How many nodes will there be? How much will they cost to build, operate and maintain? Where will they be located? What will be the maximum distance of a node from any premises? Will voice be delivered over copper voice frequency or will it be delivered using voice over IP?

All of these questions are important because they will determine the cost and capability of the NBN rebooted.

They are my initial thoughts and observations – but I am keen to get your advice.


On all big infrastructure projects politics gets involved.

When the Snowy Hydro project was first conceived the then Opposition Leader Robert Menzies was one of its fiercest critics. He even boycotted the launch of the project. But when he became Prime Minister he changed his position, he supported it and he funded it.
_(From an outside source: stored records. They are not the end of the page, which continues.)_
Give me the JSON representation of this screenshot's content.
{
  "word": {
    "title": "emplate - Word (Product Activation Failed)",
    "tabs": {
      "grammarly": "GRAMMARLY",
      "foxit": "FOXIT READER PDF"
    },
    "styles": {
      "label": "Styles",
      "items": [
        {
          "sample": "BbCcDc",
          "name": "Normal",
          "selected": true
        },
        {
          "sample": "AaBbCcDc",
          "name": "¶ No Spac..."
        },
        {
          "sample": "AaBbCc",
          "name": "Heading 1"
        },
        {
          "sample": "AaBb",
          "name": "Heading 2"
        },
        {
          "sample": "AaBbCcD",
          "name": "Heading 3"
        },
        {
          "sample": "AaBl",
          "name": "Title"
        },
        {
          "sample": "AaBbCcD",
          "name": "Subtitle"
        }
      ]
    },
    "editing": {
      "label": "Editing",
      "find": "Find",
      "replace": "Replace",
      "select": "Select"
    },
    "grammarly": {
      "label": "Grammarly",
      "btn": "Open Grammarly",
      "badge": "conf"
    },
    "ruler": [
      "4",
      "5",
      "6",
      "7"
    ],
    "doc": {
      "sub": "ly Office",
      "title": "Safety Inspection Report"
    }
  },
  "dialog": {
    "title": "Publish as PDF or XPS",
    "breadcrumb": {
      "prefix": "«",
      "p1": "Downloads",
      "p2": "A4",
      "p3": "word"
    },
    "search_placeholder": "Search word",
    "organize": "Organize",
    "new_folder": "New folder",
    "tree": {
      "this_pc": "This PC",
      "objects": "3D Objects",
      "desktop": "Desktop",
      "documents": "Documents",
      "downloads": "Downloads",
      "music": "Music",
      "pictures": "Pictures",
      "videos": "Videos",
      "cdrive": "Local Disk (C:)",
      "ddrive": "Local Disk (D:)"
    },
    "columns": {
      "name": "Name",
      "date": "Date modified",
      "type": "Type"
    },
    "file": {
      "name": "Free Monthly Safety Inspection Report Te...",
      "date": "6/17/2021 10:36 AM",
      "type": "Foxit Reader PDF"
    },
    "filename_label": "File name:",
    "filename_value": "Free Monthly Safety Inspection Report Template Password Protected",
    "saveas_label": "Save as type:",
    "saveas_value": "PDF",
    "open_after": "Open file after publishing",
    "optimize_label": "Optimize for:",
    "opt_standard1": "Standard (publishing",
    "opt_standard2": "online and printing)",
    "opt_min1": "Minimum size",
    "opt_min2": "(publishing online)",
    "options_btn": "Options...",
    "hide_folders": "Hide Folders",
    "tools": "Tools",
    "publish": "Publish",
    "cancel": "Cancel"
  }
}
At an event to mark the construction of the Tumut Pond Dam in 1958 Menzies said:

“In a period in which we in Australia are still, I think, handicapped by parochialism, by a slight distrust of big ideas and of big people or big enterprises… This scheme is teaching us and everybody in Australia to think in a big way, to be thankful for big things, to be proud of big enterprises and… to be thankful for big men”.

My hope is that the Liberal Party listens to the words of Robert Menzies and look at what he did.
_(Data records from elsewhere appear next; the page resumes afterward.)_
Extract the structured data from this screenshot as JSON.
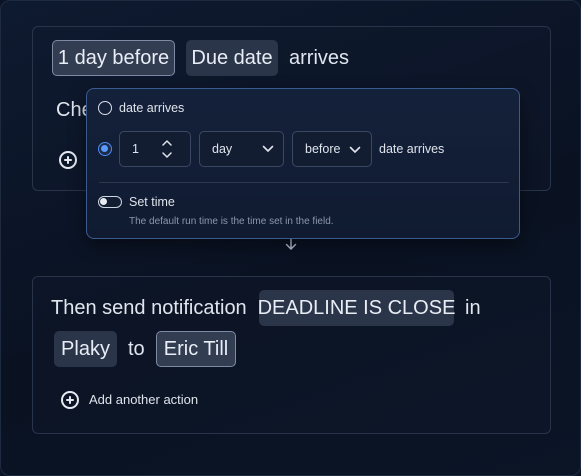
{
  "trigger": {
    "chip_offset": "1 day before",
    "chip_field": "Due date",
    "suffix": "arrives",
    "hidden_text": "Che"
  },
  "popup": {
    "option1_label": "date arrives",
    "number_value": "1",
    "unit_value": "day",
    "direction_value": "before",
    "option2_suffix": "date arrives",
    "set_time_label": "Set time",
    "hint": "The default run time is the time set in the field."
  },
  "action": {
    "prefix": "Then send notification",
    "message_chip": "DEADLINE IS CLOSE",
    "in_word": "in",
    "app_chip": "Plaky",
    "to_word": "to",
    "user_chip": "Eric Till",
    "add_action_label": "Add another action"
  },
  "colors": {
    "background": "#0b1424",
    "chip": "#2a3549",
    "accent": "#4b8bf4",
    "popup_border": "#3b5a8e"
  }
}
They have already moved a lot in the last few months. For most of the last two decades they argued that the roll out of broadband infrastructure should be left to the private sector – and the Government should only get involved in rural and regional Australia.

That’s now sort of changed.

Forget for the moment the Prime Minister’s recent comment to the Washington Post that the NBN is “wacko”. The policy the Coalition took to the last election is very different to the policy they took to the 2010 election. In 2013 they promised to invest 15 times more than they promised in 2010.

Three years ago they said they were going to demolish the NBN. Now they say they are going to keep it – even if through gritted teeth.

We have won the debate. A bit like Medicare, the Coalition realises the NBN is too popular to destroy.

The last debate is whether we build this fibre network in one stage or two.

To answer this question I think we need to look beyond the next three years. What will we need in the future? What will our children need? What will our economy need to compete with and trade with the countries of our region and the world?

In the first speech I made in Parliament I said:

“Our great responsibility is to govern not just for this generation but for the ones that follow. The pace of change and the challenges ahead demand it”.

There is no better example of this than this project – the NBN.

And that is what the NBN rebooted must achieve.

It is the key to unlocking the potential of Australia in the decades that lie ahead.